**** Source information ****

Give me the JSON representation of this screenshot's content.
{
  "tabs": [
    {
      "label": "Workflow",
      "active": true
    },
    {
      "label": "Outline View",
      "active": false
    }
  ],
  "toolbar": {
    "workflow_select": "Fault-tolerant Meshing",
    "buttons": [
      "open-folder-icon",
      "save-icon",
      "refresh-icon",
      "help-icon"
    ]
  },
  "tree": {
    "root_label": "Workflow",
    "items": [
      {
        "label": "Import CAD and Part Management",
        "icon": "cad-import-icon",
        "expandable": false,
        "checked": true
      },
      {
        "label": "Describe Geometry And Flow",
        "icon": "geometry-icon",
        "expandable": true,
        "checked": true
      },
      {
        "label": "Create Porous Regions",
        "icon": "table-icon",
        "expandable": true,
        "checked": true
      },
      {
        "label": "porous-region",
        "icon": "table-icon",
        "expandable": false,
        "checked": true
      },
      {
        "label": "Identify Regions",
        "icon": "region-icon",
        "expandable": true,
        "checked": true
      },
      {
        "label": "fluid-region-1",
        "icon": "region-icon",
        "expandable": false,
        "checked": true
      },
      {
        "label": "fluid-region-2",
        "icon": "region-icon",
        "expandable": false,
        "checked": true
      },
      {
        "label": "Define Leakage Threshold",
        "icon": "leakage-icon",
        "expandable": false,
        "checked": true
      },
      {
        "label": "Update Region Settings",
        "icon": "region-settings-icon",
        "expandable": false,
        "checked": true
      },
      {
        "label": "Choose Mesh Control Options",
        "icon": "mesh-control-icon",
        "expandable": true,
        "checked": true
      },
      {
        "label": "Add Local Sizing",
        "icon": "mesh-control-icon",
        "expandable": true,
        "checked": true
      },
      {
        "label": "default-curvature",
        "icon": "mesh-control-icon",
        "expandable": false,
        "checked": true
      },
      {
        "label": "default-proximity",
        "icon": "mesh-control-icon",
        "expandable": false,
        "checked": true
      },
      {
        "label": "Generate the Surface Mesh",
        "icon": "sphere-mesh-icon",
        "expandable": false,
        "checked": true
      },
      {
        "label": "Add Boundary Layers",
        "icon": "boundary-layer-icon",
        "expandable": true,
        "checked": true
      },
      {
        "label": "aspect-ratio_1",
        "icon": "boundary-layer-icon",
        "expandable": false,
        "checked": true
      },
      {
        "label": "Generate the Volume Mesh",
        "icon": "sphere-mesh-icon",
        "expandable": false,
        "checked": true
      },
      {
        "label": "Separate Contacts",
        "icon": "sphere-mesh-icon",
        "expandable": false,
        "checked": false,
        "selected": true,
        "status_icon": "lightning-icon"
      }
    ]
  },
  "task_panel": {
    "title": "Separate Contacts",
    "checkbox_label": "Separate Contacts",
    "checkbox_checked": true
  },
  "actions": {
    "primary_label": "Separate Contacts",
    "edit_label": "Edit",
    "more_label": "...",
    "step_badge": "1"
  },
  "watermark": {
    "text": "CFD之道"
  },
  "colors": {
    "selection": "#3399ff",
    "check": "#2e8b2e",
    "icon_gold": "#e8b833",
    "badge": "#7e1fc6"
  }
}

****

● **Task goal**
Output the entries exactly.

● **Answer box**
Give me the JSON representation of this screenshot's content.
{
  "tabs": [
    {
      "label": "Workflow",
      "active": true
    },
    {
      "label": "Outline View",
      "active": false
    }
  ],
  "toolbar": {
    "workflow_select": "Fault-tolerant Meshing",
    "buttons": [
      "open-folder-icon",
      "save-icon",
      "refresh-icon",
      "help-icon"
    ]
  },
  "tree": {
    "root_label": "Workflow",
    "items": [
      {
        "label": "Import CAD and Part Management",
        "icon": "cad-import-icon",
        "expandable": false,
        "checked": true
      },
      {
        "label": "Describe Geometry And Flow",
        "icon": "geometry-icon",
        "expandable": true,
        "checked": true
      },
      {
        "label": "Create Porous Regions",
        "icon": "table-icon",
        "expandable": true,
        "checked": true
      },
      {
        "label": "porous-region",
        "icon": "table-icon",
        "expandable": false,
        "checked": true
      },
      {
        "label": "Identify Regions",
        "icon": "region-icon",
        "expandable": true,
        "checked": true
      },
      {
        "label": "fluid-region-1",
        "icon": "region-icon",
        "expandable": false,
        "checked": true
      },
      {
        "label": "fluid-region-2",
        "icon": "region-icon",
        "expandable": false,
        "checked": true
      },
      {
        "label": "Define Leakage Threshold",
        "icon": "leakage-icon",
        "expandable": false,
        "checked": true
      },
      {
        "label": "Update Region Settings",
        "icon": "region-settings-icon",
        "expandable": false,
        "checked": true
      },
      {
        "label": "Choose Mesh Control Options",
        "icon": "mesh-control-icon",
        "expandable": true,
        "checked": true
      },
      {
        "label": "Add Local Sizing",
        "icon": "mesh-control-icon",
        "expandable": true,
        "checked": true
      },
      {
        "label": "default-curvature",
        "icon": "mesh-control-icon",
        "expandable": false,
        "checked": true
      },
      {
        "label": "default-proximity",
        "icon": "mesh-control-icon",
        "expandable": false,
        "checked": true
      },
      {
        "label": "Generate the Surface Mesh",
        "icon": "sphere-mesh-icon",
        "expandable": false,
        "checked": true
      },
      {
        "label": "Add Boundary Layers",
        "icon": "boundary-layer-icon",
        "expandable": true,
        "checked": true
      },
      {
        "label": "aspect-ratio_1",
        "icon": "boundary-layer-icon",
        "expandable": false,
        "checked": true
      },
      {
        "label": "Generate the Volume Mesh",
        "icon": "sphere-mesh-icon",
        "expandable": false,
        "checked": true
      },
      {
        "label": "Separate Contacts",
        "icon": "sphere-mesh-icon",
        "expandable": false,
        "checked": false,
        "selected": true,
        "status_icon": "lightning-icon"
      }
    ]
  },
  "task_panel": {
    "title": "Separate Contacts",
    "checkbox_label": "Separate Contacts",
    "checkbox_checked": true
  },
  "actions": {
    "primary_label": "Separate Contacts",
    "edit_label": "Edit",
    "more_label": "...",
    "step_badge": "1"
  },
  "watermark": {
    "text": "CFD之道"
  },
  "colors": {
    "selection": "#3399ff",
    "check": "#2e8b2e",
    "icon_gold": "#e8b833",
    "badge": "#7e1fc6"
  }
}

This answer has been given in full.